- **Task details**:
This exercise calls for the records to be repeated in full, exactly as written.

(Excerpts from an interface dataset)
::::

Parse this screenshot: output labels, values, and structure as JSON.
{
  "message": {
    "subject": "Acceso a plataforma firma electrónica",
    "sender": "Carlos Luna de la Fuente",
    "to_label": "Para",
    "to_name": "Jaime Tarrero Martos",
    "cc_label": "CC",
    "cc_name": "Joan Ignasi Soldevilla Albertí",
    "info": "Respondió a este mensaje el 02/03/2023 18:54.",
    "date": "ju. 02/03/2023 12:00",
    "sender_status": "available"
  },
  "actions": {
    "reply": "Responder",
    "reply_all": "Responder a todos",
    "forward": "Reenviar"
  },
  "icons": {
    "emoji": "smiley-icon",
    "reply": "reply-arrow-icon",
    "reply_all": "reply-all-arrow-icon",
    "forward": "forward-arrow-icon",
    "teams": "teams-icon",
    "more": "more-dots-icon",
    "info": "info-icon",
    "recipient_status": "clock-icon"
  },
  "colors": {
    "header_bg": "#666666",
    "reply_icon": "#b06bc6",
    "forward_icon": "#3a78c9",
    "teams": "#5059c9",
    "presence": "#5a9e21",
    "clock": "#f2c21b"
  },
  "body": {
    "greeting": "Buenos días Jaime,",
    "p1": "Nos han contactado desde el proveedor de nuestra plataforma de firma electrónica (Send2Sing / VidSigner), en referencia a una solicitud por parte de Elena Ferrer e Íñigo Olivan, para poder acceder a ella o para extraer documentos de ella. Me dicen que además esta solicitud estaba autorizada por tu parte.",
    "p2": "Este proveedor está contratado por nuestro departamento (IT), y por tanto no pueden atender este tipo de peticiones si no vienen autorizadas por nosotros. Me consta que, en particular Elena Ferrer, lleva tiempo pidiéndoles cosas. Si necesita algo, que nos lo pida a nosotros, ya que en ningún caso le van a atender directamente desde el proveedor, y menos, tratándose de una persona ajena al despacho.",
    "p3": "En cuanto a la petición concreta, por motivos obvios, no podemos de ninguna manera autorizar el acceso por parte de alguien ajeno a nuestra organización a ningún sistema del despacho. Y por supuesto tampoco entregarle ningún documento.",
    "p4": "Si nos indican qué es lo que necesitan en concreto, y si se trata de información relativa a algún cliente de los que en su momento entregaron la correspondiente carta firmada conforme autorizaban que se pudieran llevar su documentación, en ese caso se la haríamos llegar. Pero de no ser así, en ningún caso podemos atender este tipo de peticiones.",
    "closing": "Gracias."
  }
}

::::

- **Written solution**:
Parse this screenshot: output labels, values, and structure as JSON.
{
  "message": {
    "subject": "Acceso a plataforma firma electrónica",
    "sender": "Carlos Luna de la Fuente",
    "to_label": "Para",
    "to_name": "Jaime Tarrero Martos",
    "cc_label": "CC",
    "cc_name": "Joan Ignasi Soldevilla Albertí",
    "info": "Respondió a este mensaje el 02/03/2023 18:54.",
    "date": "ju. 02/03/2023 12:00",
    "sender_status": "available"
  },
  "actions": {
    "reply": "Responder",
    "reply_all": "Responder a todos",
    "forward": "Reenviar"
  },
  "icons": {
    "emoji": "smiley-icon",
    "reply": "reply-arrow-icon",
    "reply_all": "reply-all-arrow-icon",
    "forward": "forward-arrow-icon",
    "teams": "teams-icon",
    "more": "more-dots-icon",
    "info": "info-icon",
    "recipient_status": "clock-icon"
  },
  "colors": {
    "header_bg": "#666666",
    "reply_icon": "#b06bc6",
    "forward_icon": "#3a78c9",
    "teams": "#5059c9",
    "presence": "#5a9e21",
    "clock": "#f2c21b"
  },
  "body": {
    "greeting": "Buenos días Jaime,",
    "p1": "Nos han contactado desde el proveedor de nuestra plataforma de firma electrónica (Send2Sing / VidSigner), en referencia a una solicitud por parte de Elena Ferrer e Íñigo Olivan, para poder acceder a ella o para extraer documentos de ella. Me dicen que además esta solicitud estaba autorizada por tu parte.",
    "p2": "Este proveedor está contratado por nuestro departamento (IT), y por tanto no pueden atender este tipo de peticiones si no vienen autorizadas por nosotros. Me consta que, en particular Elena Ferrer, lleva tiempo pidiéndoles cosas. Si necesita algo, que nos lo pida a nosotros, ya que en ningún caso le van a atender directamente desde el proveedor, y menos, tratándose de una persona ajena al despacho.",
    "p3": "En cuanto a la petición concreta, por motivos obvios, no podemos de ninguna manera autorizar el acceso por parte de alguien ajeno a nuestra organización a ningún sistema del despacho. Y por supuesto tampoco entregarle ningún documento.",
    "p4": "Si nos indican qué es lo que necesitan en concreto, y si se trata de información relativa a algún cliente de los que en su momento entregaron la correspondiente carta firmada conforme autorizaban que se pudieran llevar su documentación, en ese caso se la haríamos llegar. Pero de no ser así, en ningún caso podemos atender este tipo de peticiones.",
    "closing": "Gracias."
  }
}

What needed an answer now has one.